Dr. Juan Lopez Garcia, QEERI, Qatar
Dr. Brahim Aissa. QEERI, Qatar

  • Dr. Ben Figgis, QEERI, Qatar
    Title: Technology outlook and optimization of PV plant cleaning
    Abstract: Soiling is the largest degradation factor in PV performance in desert environments. Mechanical cleaning robots have become the primary solution, however questions remain on their impacts on PV modules and optimizing their use. Meanwhile, other technologies are in development that can aid soiling and cleaning. This presentation provides an overview of the technologies, impacts and optimization of PV cleaning for desert regions.

  • Dr. Jorge Rabanal-Arabach, Universidad de Antofagasta – ATAMOSTEC, Chile
    Title: O&M challenges for PV in the Atacama Desert, Chile
    Abstract: The Atacama Desert, in northern Chile, has advantages for PV technologies which are not free of challenges to keep a low LCoE. Most dears in the LCoE are related to the costs of mounting and installation of the BoS, and to O&M of the system. These three concepts are related since having savings in the two first might negatively affects the O&M of the power plant, resulting in early failures of the PV modules, tracker system and/or power electronics. We have inspected several PV plants, observing that the main defects of discarded modules comes either from its transportation and storage during the plant commissioning, from an unsuitable design of the PV plant or because a more exhaustive maintenance is needed but was not given. For example, plastic ties that attach PV cables usually break, causing the cables to get loose and tangle around with the mounting and tracker structure. This way the tracker will pull the cable, causing damage either to the cable, to the jbox or to connections inside the box. Furthermore, due to the high UV intensity, the degradation rate of PV modules is higher than the required to achieve 25 years of warranty (0.8 %/y).

  • Dr. Leonardo Micheli, Sapienza University of Rome, Italy
    Title: The impact of dust storms on the performance of PV systems
    Abstract: Dust storms are increasingly prevalent meteorological events which pose a significant challenge to PV systems. Due to the long dust transportation range, they can impact PV modules even in non-desert regions, generating non-negligible energy and economic losses. The IEA PVPS Task 13 initiative has convened global soiling experts to investigate their impact on the performance and durability of photovoltaics. This presentation presents the initial findings of this effort, combining literature evidence and expert insights, shedding light on this critical issue.
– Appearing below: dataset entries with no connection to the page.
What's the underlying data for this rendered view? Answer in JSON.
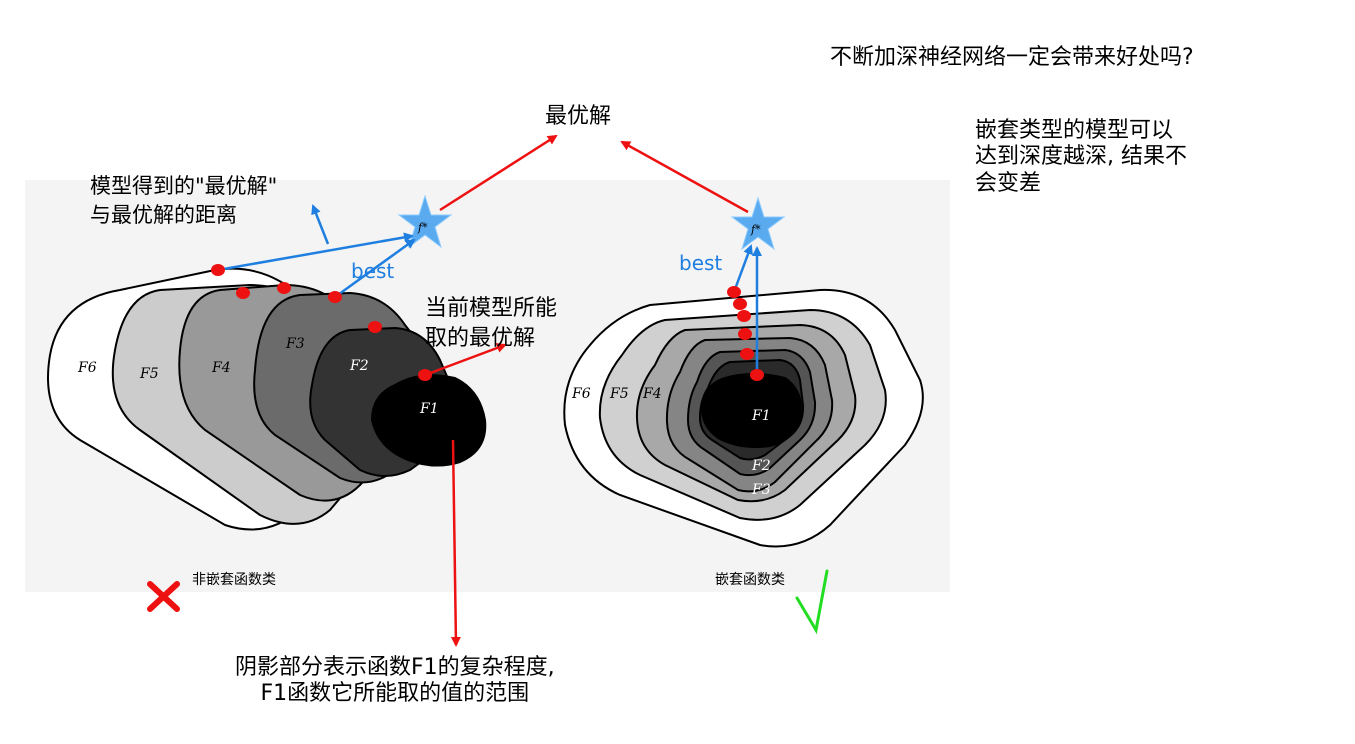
{
  "question": "不断加深神经网络一定会带来好处吗?",
  "nested_note": "嵌套类型的模型可以\n达到深度越深, 结果不\n会变差",
  "optimum_label": "最优解",
  "distance_label": "模型得到的\"最优解\"\n与最优解的距离",
  "current_best_label": "当前模型所能\n取的最优解",
  "best_label": "best",
  "f_star": "f*",
  "left_panel_label": "非嵌套函数类",
  "right_panel_label": "嵌套函数类",
  "caption": "阴影部分表示函数F1的复杂程度,\nF1函数它所能取的值的范围",
  "wrong_mark": "✕",
  "right_mark": "√",
  "left_sets": [
    "F6",
    "F5",
    "F4",
    "F3",
    "F2",
    "F1"
  ],
  "right_sets": [
    "F6",
    "F5",
    "F4",
    "F1",
    "F2",
    "F3"
  ],
  "colors": {
    "arrow_red": "#ee1111",
    "arrow_blue": "#1f7fe0",
    "best_text": "#1f7fe0",
    "star_fill": "#5aaaf0",
    "dot": "#ee1111",
    "cross": "#ee1111",
    "check": "#22dd22"
  }
}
  • Dr. Jim Joseph John, Dubai Electricity and Water Authority (DEWA) R&D Center, Dubai UAE
    Roadmap for improved PV module durability in desert environment based on learnings from 8 years field testing at Outdoor Field testing, MBR Solar Park UAE
    ABSTRACT: Hot desert regions of Middle east and North Africa (MENA) are becoming sites for GW-scale PV power plants with lowest solar electricity prices. To keep up with the need to have reasonable prices as well as durable and reliable PV modules, a single type of approval testing is not applicable. PV modules in the MENA region experience Hot-dry and/or Hot-humid climates. High module temperatures, low or moderate humidity, irradiance with high UV (Ultraviolet) irradiation, sandstorms, and high soiling rates with sand particles are the main challenges. In this presentation, recommendations for PV module components suitable for desert climate conditions would be made. Additionally, a proposal for hot desert test sequence will be discussed.

Who will organize this workshop?

You have further questions?

Talk to us and get all information you need.

This email address is being protected from spambots. You need JavaScript enabled to view it.

Organised by:

WIP Renewable Energies
Sylvensteinstr. 2
81369 Munich
Technical Programme
coordinated by:

European Commission -
Joint Research Centre

Get in touch with us.
Follow Us on: